A few hours after releasing her music video for “Me Too,” in which she cruises around L.A. wearing a giraffe suit and generally having a jolly old time, Meghan Trainor announced that she was taking the video down because her body had been digitally altered without her permission.
“Hey guys, I took down the ‘Me Too’ video because they photoshopped the crap out of me,” an exasperated-looking Trainor explained via Snapchat. “And I’m so sick of it and I’m over it, so I took it down until they fix it.”
“My waist is not that teeny, I had a bomb waist that night, I don’t know why they didn’t like my waist, but I didn’t approve that video and it went out for the world, so I’m embarrassed” she continued. “The video’s still one of my favorite videos I’ve ever done, I’m very proud of it, I’m just pissed off that they broke my ribs you know?”
Trainor joins a long list of female celebrities who have recently spoken out against egregious Photoshopping, including Kerry Washington, Rumer Willis, and Lena Dunham.

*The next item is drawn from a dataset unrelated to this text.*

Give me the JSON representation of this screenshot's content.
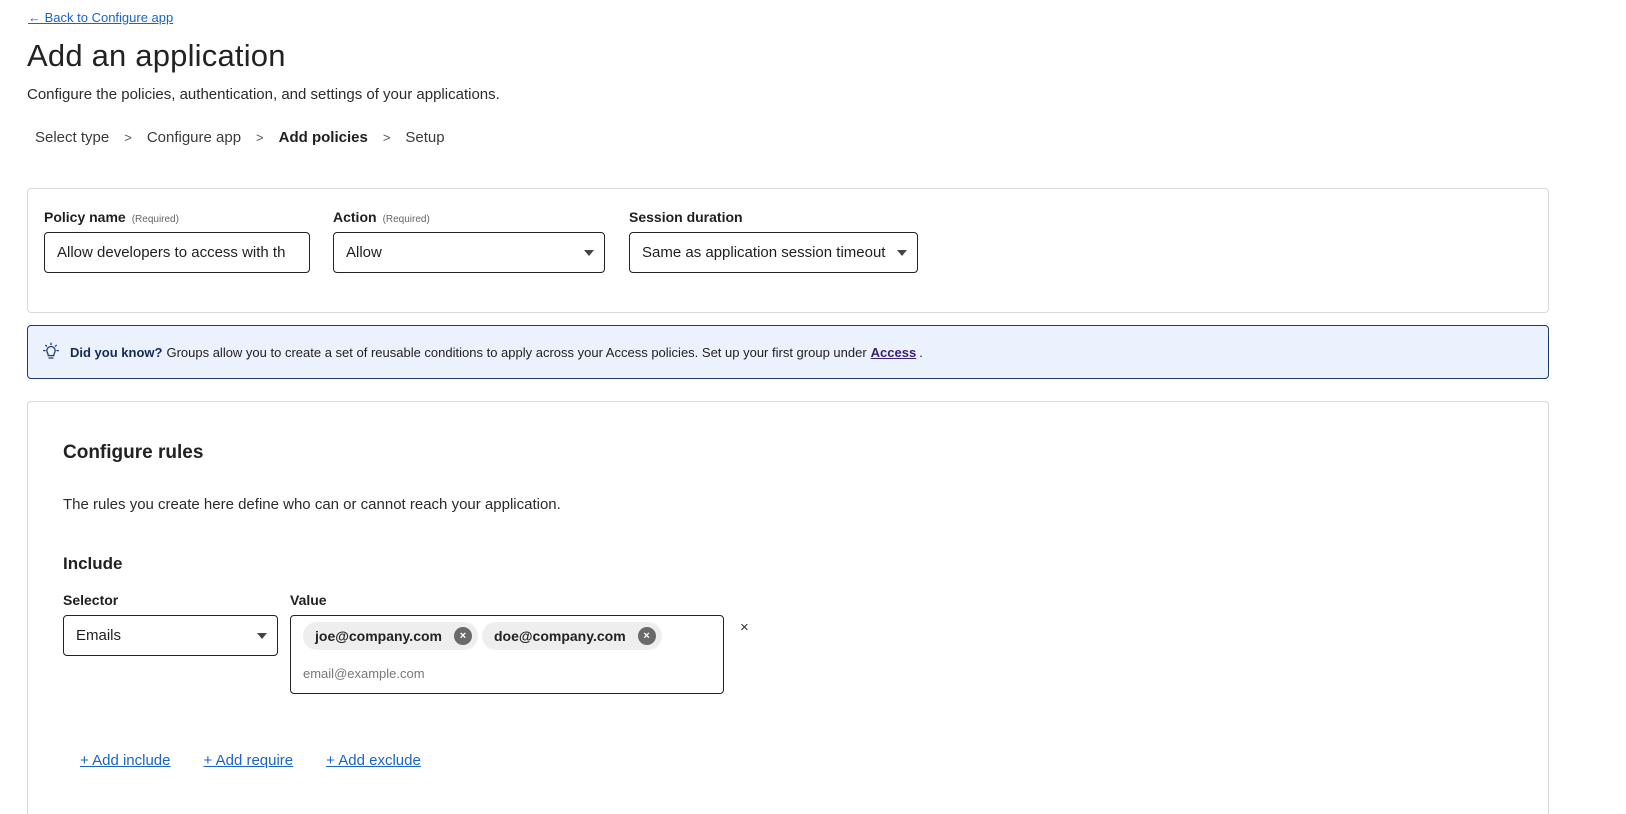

Trainor has been vocal about embracing her natural body type, and her breakout hit, “All About That Bass,” was billed as a body-positivity anthem (whether it actually is remains up for debate), so it’s pretty understandable that she would be pissed about being digitally slimmed-down.
Cool idea: How about we all agree to stop altering women’s bodies without their permission?